■ **Your objective**:
Please tally the lines in the records that include the word "time" and answer with the bare number.

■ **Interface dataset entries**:
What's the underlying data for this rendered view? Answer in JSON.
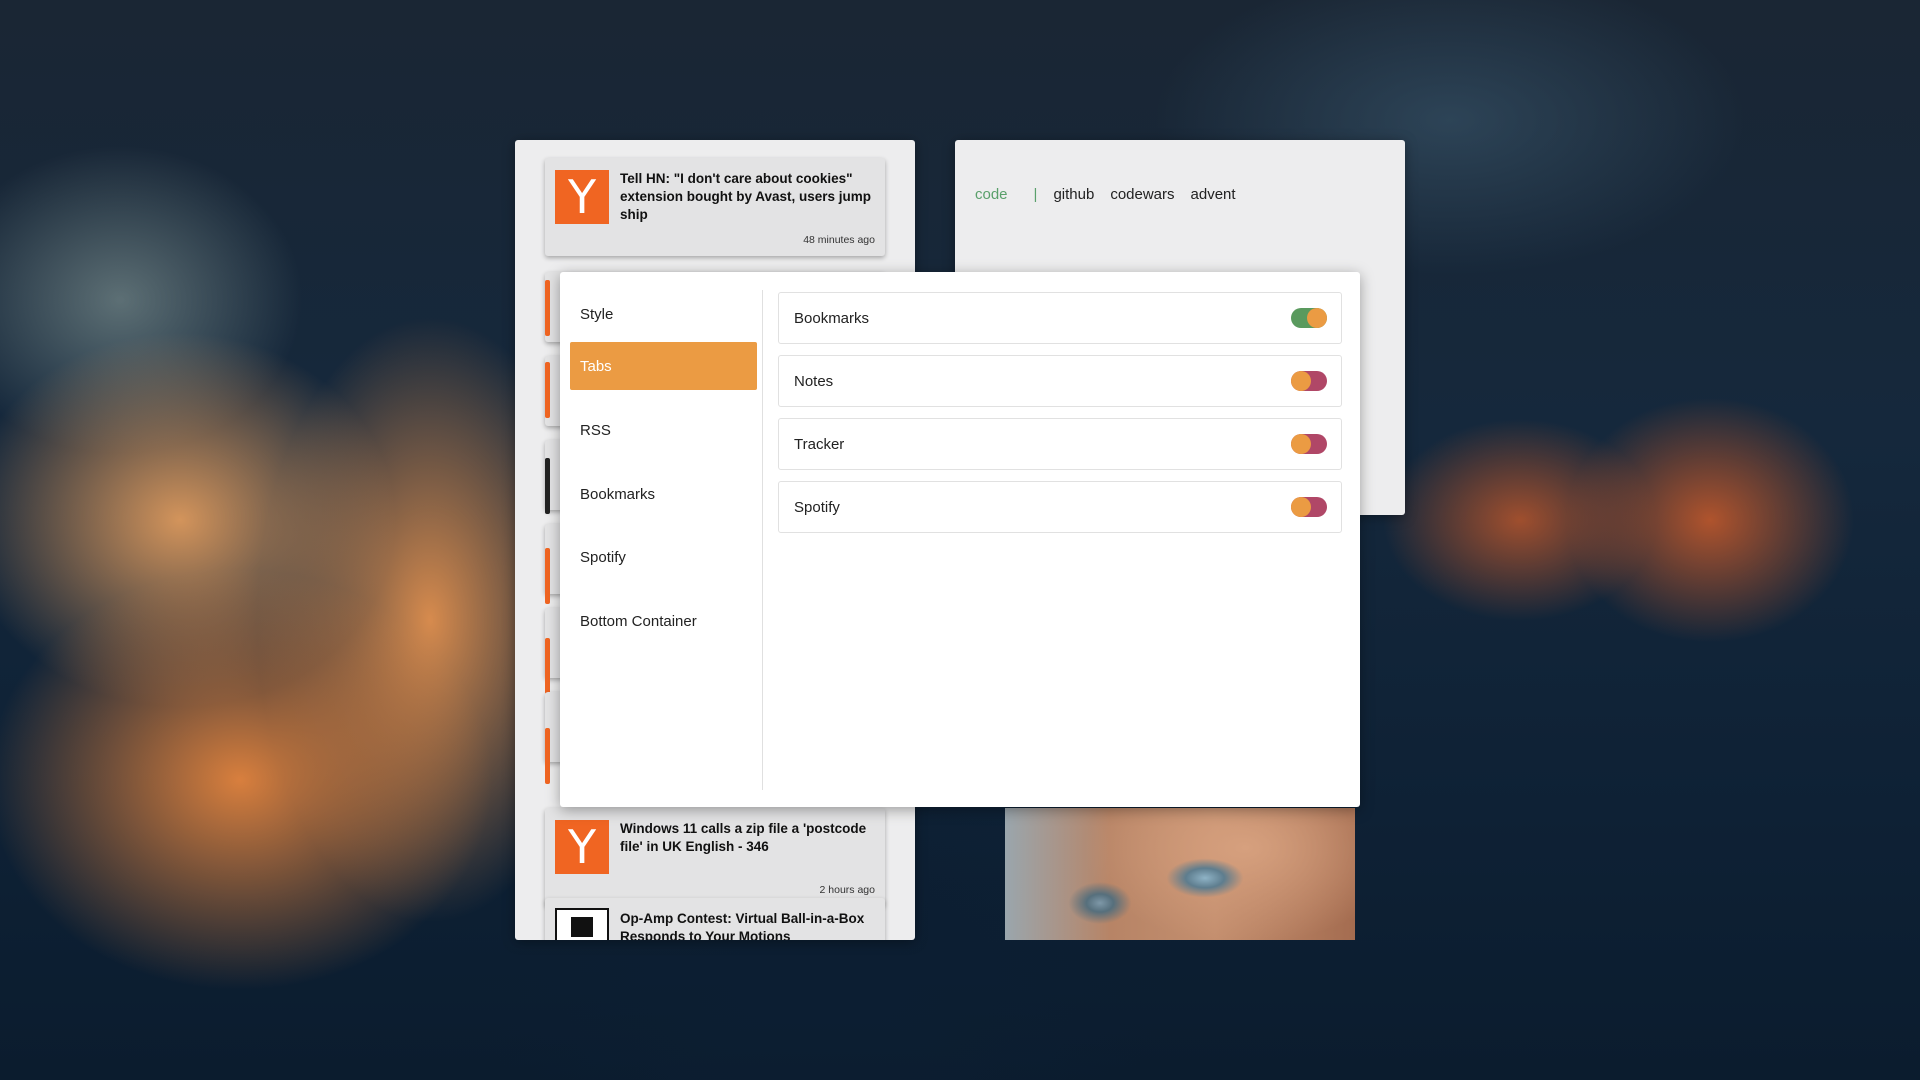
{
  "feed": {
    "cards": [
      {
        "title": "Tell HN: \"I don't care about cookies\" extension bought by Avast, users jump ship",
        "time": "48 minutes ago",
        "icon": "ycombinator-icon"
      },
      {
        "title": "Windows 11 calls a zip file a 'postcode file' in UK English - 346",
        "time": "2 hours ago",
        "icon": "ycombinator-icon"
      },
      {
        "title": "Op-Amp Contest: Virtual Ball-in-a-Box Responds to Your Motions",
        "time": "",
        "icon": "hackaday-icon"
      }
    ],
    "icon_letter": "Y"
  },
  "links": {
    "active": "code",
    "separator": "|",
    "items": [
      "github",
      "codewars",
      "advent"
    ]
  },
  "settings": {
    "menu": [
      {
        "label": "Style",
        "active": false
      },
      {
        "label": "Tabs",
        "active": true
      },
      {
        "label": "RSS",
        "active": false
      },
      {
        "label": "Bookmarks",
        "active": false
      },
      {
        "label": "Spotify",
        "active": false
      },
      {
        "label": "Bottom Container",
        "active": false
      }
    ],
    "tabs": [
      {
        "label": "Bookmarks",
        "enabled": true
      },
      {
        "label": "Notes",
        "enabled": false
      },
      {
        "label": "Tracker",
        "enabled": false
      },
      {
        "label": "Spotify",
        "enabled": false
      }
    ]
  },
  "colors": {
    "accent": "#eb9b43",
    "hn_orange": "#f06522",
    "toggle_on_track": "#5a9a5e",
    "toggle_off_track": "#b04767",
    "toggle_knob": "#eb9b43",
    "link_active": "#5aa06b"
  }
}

■ **Answer section**:
3